### Task prompt
In the records, each line holding "Chairs" must be reported.

Entries from a dataset of interfaces:
○ ○ ○ ○ ○
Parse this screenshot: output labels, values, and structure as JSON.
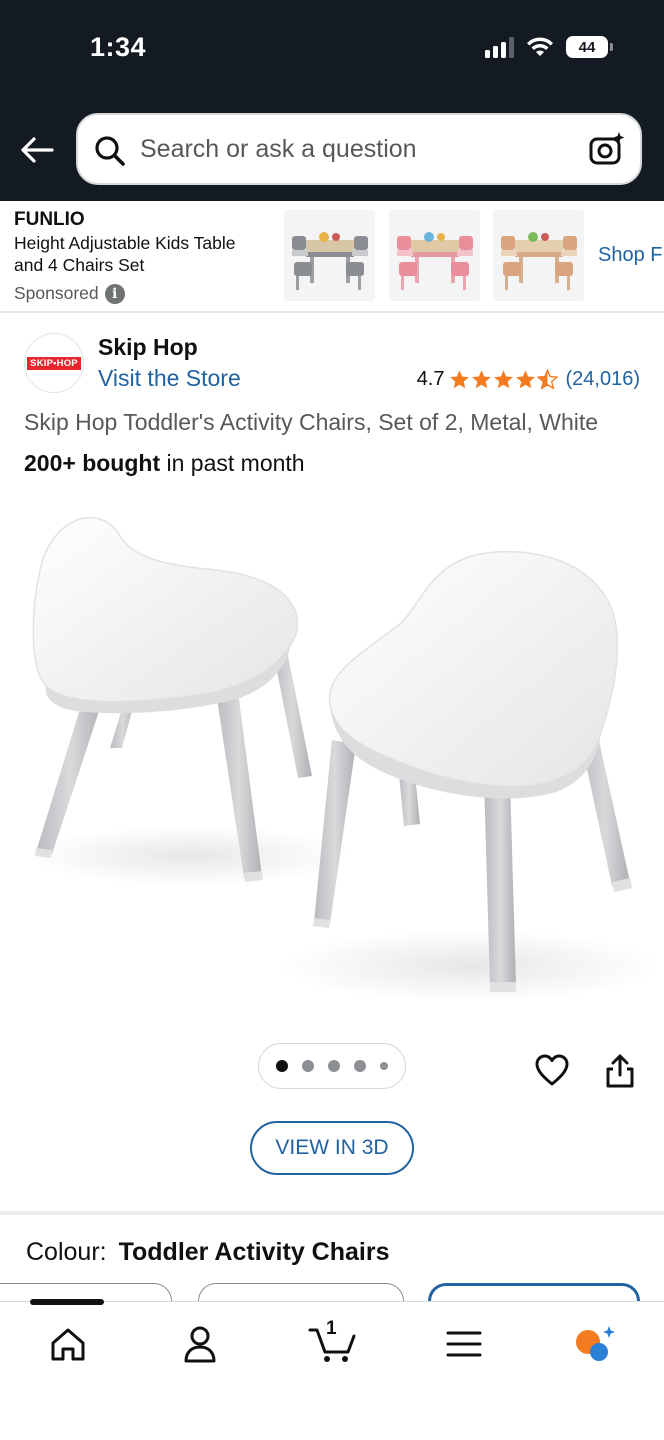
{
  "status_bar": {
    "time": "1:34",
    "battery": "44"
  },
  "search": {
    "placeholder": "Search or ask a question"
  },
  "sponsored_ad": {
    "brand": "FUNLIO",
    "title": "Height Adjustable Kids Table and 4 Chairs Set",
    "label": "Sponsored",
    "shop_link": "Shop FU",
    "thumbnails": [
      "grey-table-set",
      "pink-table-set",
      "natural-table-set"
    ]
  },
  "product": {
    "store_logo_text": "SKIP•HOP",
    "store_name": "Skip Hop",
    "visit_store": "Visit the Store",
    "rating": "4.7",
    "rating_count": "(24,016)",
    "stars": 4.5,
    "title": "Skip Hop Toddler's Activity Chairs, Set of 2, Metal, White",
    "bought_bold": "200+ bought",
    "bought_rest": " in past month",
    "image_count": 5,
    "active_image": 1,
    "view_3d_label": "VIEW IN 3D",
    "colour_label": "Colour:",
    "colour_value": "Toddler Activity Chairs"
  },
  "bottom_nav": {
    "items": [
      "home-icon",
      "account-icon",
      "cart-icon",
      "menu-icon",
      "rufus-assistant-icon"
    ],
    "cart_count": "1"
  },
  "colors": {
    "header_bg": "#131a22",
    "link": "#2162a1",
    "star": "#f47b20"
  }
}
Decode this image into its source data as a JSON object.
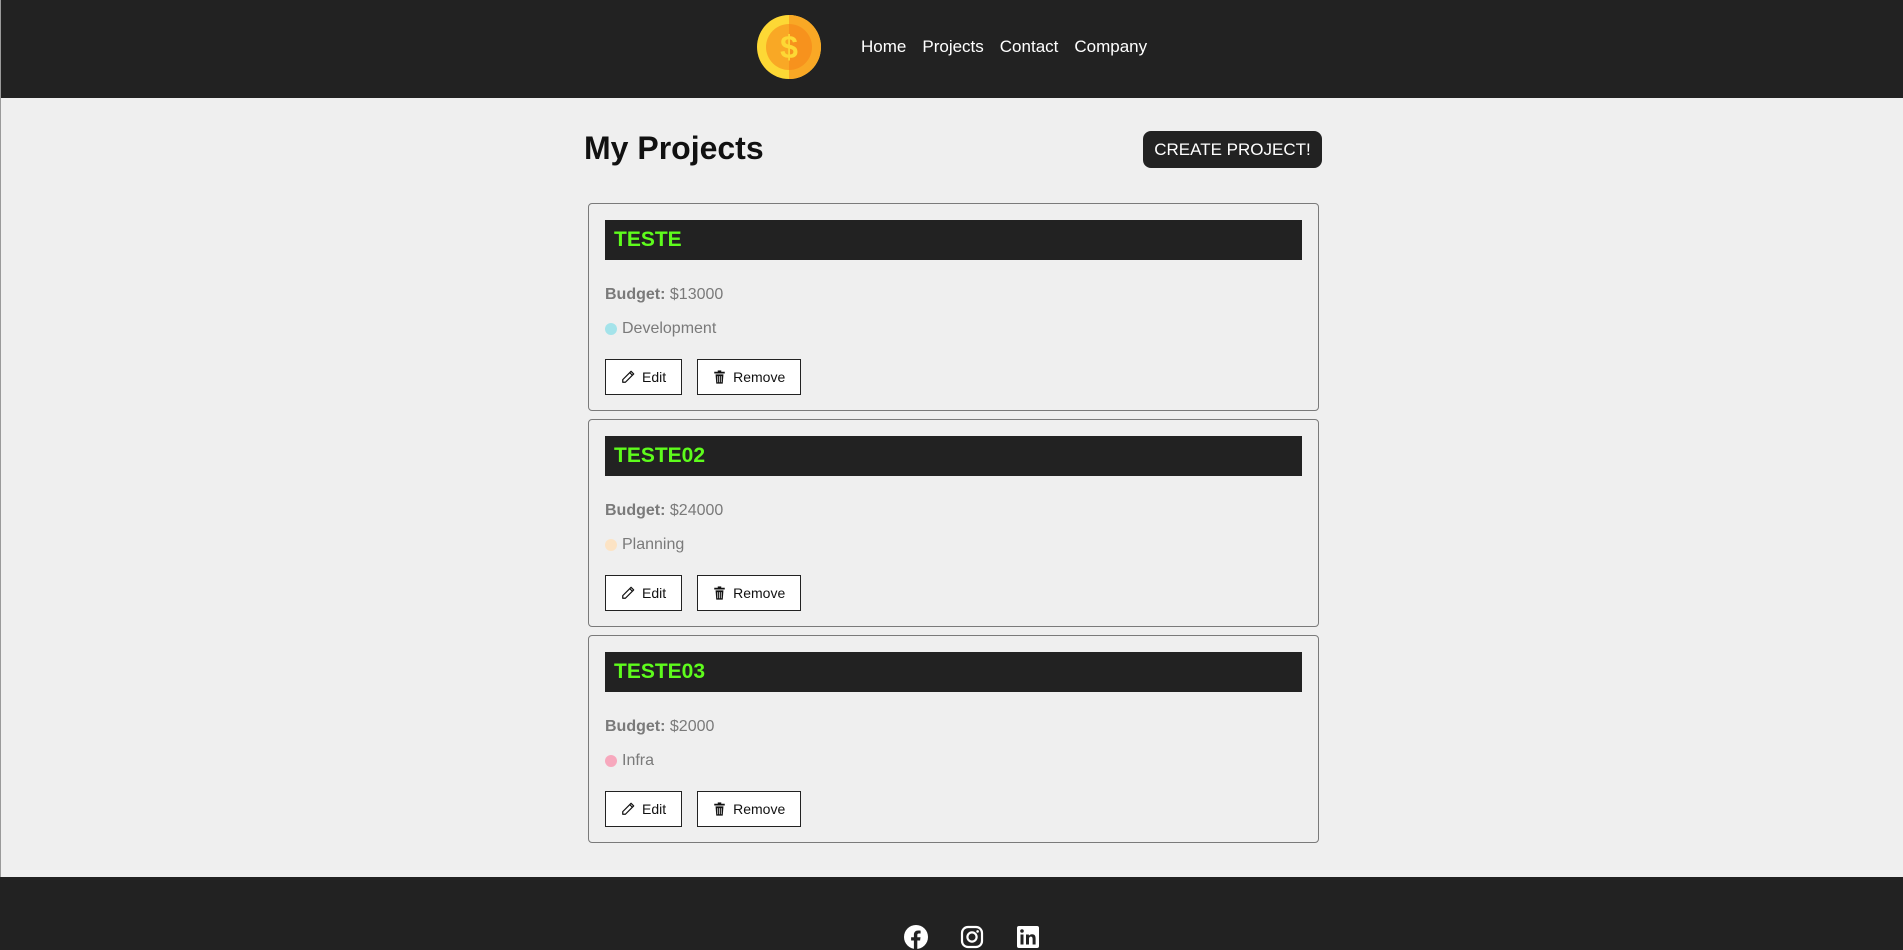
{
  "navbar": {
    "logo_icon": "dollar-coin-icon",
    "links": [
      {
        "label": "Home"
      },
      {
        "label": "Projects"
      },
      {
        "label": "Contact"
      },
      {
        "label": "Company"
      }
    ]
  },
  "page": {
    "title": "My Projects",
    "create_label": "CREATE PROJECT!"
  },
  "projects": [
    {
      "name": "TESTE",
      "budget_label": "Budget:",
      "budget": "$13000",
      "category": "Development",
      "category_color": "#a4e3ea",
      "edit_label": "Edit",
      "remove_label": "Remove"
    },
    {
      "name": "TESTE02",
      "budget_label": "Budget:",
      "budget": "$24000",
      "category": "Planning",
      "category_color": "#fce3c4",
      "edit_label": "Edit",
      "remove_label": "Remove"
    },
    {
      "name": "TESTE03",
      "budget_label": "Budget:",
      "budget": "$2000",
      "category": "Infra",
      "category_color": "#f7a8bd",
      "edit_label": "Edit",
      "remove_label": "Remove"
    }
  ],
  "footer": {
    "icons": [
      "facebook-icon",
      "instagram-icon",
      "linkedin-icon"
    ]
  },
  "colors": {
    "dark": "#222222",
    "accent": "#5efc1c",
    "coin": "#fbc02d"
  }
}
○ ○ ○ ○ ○
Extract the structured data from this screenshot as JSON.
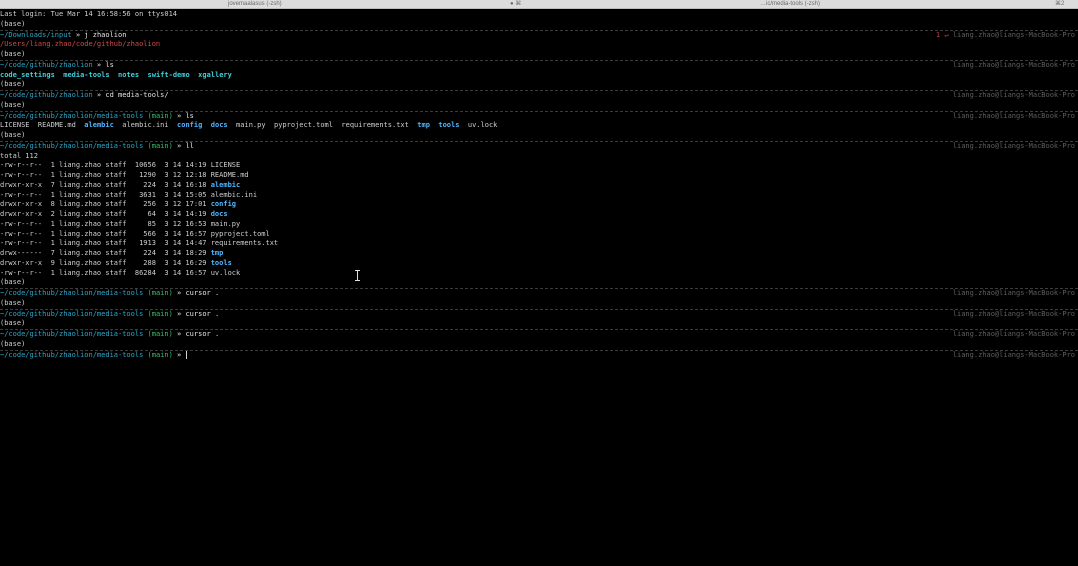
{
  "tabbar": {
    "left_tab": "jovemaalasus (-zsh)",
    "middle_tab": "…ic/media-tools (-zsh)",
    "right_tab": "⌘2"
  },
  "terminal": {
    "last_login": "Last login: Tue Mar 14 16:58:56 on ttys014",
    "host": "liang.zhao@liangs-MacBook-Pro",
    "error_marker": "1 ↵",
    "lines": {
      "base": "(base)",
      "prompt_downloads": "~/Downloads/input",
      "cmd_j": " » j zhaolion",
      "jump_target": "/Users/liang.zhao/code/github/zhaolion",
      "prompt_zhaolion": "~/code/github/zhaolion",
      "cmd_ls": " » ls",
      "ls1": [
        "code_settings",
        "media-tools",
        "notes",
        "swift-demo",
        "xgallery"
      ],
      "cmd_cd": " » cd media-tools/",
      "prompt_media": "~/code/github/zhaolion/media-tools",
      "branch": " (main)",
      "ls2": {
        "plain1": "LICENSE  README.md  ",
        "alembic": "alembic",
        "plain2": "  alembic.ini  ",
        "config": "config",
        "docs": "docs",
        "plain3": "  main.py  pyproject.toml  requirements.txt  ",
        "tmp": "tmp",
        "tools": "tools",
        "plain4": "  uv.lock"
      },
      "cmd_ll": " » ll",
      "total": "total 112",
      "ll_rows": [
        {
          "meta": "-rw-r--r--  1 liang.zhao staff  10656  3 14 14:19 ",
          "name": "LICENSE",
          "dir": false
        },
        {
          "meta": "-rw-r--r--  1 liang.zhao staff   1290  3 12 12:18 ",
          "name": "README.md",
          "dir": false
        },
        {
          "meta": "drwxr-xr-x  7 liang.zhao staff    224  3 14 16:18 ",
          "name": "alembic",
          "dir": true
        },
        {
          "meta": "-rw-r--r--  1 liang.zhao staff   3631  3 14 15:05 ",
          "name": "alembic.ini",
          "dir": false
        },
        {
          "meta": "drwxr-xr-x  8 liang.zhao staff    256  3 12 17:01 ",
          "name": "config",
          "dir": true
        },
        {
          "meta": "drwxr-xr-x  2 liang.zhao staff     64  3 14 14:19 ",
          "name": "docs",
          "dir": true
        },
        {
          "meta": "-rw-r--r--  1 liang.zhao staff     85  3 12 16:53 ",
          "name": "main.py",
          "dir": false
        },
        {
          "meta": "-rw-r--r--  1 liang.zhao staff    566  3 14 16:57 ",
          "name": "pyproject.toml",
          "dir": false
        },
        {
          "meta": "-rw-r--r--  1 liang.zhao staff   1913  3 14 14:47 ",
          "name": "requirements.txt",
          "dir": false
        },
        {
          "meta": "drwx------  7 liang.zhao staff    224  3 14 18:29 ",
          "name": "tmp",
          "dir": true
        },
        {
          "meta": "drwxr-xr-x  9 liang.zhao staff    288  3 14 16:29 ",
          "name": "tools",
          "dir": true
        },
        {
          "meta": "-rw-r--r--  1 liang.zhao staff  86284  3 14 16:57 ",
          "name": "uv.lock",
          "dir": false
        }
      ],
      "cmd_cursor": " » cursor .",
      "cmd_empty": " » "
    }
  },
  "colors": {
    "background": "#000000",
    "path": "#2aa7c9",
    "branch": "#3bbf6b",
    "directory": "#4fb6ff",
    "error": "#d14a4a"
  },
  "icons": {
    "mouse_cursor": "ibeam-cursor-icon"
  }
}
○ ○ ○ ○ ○
### Answer box
    "title": "Height Adjustable Kids Table and 4 Chairs Set",
    "title": "Skip Hop Toddler's Activity Chairs, Set of 2, Metal, White",
    "colour_value": "Toddler Activity Chairs"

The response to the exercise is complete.